What Does the Legislation Do?
Bottom Line Up Front
The legislation does not officially go into effect until December 2, 2021. In the House, it passed largely along purely partisan lines by a vote of 78-42, with only one Republican voting against (State Rep. Giovanni Capriglione of Southlake). In the Senate, the proposed law was approved purely across partisan lines by a vote of 17-13.
The law ultimately seeks to prohibit large social media companies (those with more than 50 million active users in the U.S.) from banning or censoring a Texan—or the content he or she shares or receives—based on that person’s political or religious viewpoints.
How Does the Law Work?
The new law sets out requirements for social media companies, among which are the following:
- They must publicly disclose their content management, data management, and business practices.
- They must also provide an acceptable use policy that is publicly available to users of the platform and includes a listing of the types of allowable content on the platform itself, as well as an explanation of the steps theplatform will take to ensure the content complies with their policies.
- They must provide a biannual transparency report that, among other reporting requirements, summarizes the total number of instances in the past six months where the platform was alerted to policy-violating content as well as the number of times the platform took action on the content.
Additionally, if a social media company removes a user’s content, they must notify the user of the decision with an explanation as well as ways the user can appeal the censored content. The law also requires the platform to maintain a complaint system that would enable users to submit and track their complaints regarding content management.
Texans who are wrongfully de-platformed or censored will now be able to file a lawsuit against the social media site to get back online and make the site pay their legal fees. The law also allows the Texas attorney general to file a lawsuit on behalf of any Texan who is wrongfully de-platformed.
These protections also extend to e-mail messages to the extent already allowed in state and federal law.
The Legal Assumptions & Strategy
Ultimately, the chief strategy of the law seems to be creating a scenario by which the sheer number of potential legal cases from individuals would impose a tremendous legal cost on these platforms, which should be enough to deter them from viewpoint censorship.
This is done in a few ways, but chiefly by empowering any individual who resides in Texas to bring a lawsuit against a platform.
“The law was written in a novel and creative way. How effective it will be has yet to be determined,” said attorney Tony McDonald.
Gov. Greg Abbott recently penned a Washington Post article, where he said, “Opponents of the law argue that, because these platforms are private companies, any government action forcing them to convey messaging against their will is compelled speech, and thus a violation of the First Amendment. Moreover, opponents add, these social media platforms should be able to discriminate in which customers they allow onto their platforms, as any private firm has the right to do.”

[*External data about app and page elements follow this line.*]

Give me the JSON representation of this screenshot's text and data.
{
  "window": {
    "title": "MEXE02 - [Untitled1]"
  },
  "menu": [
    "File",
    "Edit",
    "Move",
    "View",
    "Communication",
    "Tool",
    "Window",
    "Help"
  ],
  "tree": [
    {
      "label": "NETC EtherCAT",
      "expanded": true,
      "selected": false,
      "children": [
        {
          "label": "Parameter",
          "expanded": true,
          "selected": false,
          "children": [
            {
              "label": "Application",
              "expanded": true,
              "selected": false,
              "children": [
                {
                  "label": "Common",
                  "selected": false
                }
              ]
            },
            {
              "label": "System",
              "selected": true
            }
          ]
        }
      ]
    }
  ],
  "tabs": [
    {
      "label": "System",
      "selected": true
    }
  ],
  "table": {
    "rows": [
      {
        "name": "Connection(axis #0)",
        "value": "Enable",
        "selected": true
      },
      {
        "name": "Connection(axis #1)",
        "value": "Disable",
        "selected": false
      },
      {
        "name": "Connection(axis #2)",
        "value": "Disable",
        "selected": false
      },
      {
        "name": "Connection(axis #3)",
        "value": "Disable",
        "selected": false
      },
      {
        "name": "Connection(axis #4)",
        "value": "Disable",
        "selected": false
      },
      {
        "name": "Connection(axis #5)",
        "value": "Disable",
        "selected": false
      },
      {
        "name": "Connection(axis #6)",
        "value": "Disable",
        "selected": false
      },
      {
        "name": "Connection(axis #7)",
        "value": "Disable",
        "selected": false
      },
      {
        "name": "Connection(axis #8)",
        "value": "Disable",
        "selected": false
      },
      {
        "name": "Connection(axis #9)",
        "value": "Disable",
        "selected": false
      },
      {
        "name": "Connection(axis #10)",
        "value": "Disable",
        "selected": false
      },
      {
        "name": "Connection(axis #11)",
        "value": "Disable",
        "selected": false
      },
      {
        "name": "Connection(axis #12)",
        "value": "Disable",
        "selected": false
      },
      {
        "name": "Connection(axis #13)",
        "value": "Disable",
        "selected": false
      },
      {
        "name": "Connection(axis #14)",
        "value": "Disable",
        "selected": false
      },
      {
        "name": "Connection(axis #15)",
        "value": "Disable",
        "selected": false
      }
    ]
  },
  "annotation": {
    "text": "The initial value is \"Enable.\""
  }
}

Abbott continued, “But Twitter, Facebook, and other massive platforms aren’t just any private companies. They are our modern-day public square, and effectively control the channels we use for discourse. As the Texas law stipulates, they function as common carriers—which means they can’t restrict access to users based on political or religious viewpoints, or other arbitrary standards.”
The recently enacted pro-life “Texas Heartbeat Act” has similar provisions, allowing any member of the public to bring a suit against violators who perform an abortion after a baby’s heartbeat is detected.
What is Next?
Of the other states that have attempted to address this social media censorship issue, none have yet taken Texas’ approach.
Ultimately, once the law takes effect across the state in December, it will become apparent whether social media and email platforms comply.